5. Off-line, not in the moment with the other person, practice expressing the things that you usually avoid. Write and say sentences out loud (by yourself) that would be tough to express directly, such as “I feel really needy” or “I’m very angry with you.” Yes, it’s artificial and theatrical, but you could also act out certain strong feelings just to break the logjam around them – what body-oriented therapists refer to as “armoring” – such as by venting loudly in suitable situations. Until I did an “anger release” workshop in my 20’s, it was nearly impossible for me to express that emotion, but just one day of role-playing and a fair amount of yelling cracked open that capability.

It’s not just the “negative” emotions that are locked up; often the biggest undelivered communication is “I love you.” Here’s another quick story from my 20’s. I was getting Rolfed, a form of deep-tissue bodywork that back then was routinely painful, and in the hands of my particular no-mercy Rolfer sometimes actually led to rising screams coming from her office as I fidgeted in the waiting room: “Stop, Myra, please stop, oh God, please stop!” So I anticipated the fifth session in the series with dread, since it plunged into the abdomen, where I figured buckets of tears were buried. But when she got in there, an incredible wave of love poured out, which had been suppressed for many years.

In your mind or on paper, make a list of your major undelivered communications, past and present. Be sure to include positive emotions and statements which haven’t been expressed. Then decide what you want to do with this list. It will be too late or inappropriate to deliver some communications directly, though you can still experience a lot of benefit from saying them out loud or writing them in a letter that does not get sent. For the rest, it could be good to get them off your chest!
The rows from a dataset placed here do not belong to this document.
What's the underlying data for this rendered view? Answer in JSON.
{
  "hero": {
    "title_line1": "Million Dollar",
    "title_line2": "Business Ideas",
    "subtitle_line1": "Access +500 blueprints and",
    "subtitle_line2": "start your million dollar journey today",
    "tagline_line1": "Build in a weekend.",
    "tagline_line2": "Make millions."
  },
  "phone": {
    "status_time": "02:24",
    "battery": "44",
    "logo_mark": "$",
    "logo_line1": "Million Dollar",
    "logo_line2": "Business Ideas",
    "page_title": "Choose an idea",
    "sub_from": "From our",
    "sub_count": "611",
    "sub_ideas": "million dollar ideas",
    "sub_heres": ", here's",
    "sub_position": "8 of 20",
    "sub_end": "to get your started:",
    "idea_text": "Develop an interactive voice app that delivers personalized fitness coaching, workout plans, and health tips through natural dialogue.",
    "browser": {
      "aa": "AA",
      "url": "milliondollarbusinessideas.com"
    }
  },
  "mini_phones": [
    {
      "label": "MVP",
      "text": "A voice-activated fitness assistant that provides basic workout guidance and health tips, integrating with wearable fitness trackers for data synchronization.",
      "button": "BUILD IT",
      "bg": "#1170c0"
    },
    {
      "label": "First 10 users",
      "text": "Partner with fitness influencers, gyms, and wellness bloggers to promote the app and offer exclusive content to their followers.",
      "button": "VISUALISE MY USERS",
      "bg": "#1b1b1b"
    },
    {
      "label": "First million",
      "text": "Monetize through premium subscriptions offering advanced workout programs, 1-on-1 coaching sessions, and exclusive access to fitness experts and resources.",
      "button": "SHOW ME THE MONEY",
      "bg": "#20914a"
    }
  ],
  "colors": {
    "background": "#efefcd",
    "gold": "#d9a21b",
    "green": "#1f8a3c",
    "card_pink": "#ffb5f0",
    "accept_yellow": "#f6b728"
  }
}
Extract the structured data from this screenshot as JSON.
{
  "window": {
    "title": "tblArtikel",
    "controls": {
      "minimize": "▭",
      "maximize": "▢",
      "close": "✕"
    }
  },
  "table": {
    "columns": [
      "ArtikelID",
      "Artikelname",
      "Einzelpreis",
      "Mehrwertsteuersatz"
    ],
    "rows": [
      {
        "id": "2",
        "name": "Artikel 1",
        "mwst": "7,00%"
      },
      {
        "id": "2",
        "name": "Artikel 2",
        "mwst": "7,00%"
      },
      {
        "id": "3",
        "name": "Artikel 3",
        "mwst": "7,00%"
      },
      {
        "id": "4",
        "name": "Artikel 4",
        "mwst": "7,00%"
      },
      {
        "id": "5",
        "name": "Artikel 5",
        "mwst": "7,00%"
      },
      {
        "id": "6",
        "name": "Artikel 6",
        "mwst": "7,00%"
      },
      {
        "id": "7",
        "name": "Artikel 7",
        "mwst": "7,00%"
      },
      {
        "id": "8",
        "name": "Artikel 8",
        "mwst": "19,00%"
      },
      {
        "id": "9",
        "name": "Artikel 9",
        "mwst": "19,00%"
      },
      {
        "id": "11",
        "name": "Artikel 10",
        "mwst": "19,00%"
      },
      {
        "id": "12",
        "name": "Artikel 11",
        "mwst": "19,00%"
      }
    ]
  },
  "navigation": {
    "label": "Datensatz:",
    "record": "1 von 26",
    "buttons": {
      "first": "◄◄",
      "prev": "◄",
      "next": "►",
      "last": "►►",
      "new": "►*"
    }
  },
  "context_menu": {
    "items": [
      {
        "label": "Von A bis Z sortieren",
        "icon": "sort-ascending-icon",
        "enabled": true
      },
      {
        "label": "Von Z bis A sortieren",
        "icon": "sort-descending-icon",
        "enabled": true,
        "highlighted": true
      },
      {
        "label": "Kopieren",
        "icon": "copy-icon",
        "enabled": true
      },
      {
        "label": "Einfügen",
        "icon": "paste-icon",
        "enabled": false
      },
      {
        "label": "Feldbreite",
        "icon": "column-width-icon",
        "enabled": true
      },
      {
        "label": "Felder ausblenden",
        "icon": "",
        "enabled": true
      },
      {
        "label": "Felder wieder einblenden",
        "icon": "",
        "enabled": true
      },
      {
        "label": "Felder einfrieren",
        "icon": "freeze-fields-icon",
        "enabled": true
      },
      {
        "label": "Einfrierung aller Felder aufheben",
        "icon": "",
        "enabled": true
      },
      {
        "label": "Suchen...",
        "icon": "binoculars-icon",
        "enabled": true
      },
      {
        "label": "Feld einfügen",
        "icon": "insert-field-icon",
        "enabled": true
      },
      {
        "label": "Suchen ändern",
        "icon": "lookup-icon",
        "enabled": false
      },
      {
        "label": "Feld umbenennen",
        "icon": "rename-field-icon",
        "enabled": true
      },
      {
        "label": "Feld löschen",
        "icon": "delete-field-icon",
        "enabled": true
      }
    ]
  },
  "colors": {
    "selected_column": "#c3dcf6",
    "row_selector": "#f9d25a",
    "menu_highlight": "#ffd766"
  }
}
Methods like these can really help you communicate autonomously – and thus help you connect intimately.

Read More

Is self-compassion more important than self-esteem?

wildmind meditation newsSteven C. Hayes, Ph.D., The Huffington Post: Is it important to love yourself?

It seems that depends on how you do it.

Few concepts in popular psychology have gotten more attention over the last few decades than self-esteem and its importance in life success and long-term mental health. Of course, much of this discussion has focused on young people, and how families, parents, teachers, coaches, and mentors can provide the proper psychological environment to help them grow into functional, mature, mentally stable adults.

Research shows that low self-esteem correlates with poorer mental health …

Read the original article »

Read More

How mindful children react differently

Renee Jain, Psych Central: Growing up, I was a firecracker. I reacted quickly to situations and never hesitated to express my “passionate” opinions. This often led to hurt feelings. I remember once, after a heated discussion with my brother, he asked my parents to put a coffee filter over my mouth to “keep the yucky stuff inside.”

My dad later took me aside and said, “Renee, you need to think before you speak. You’re going to hurt people with that sharp tongue. This is something I really want you to work on.”

“I’m …

Read the original article »

Read More
Menu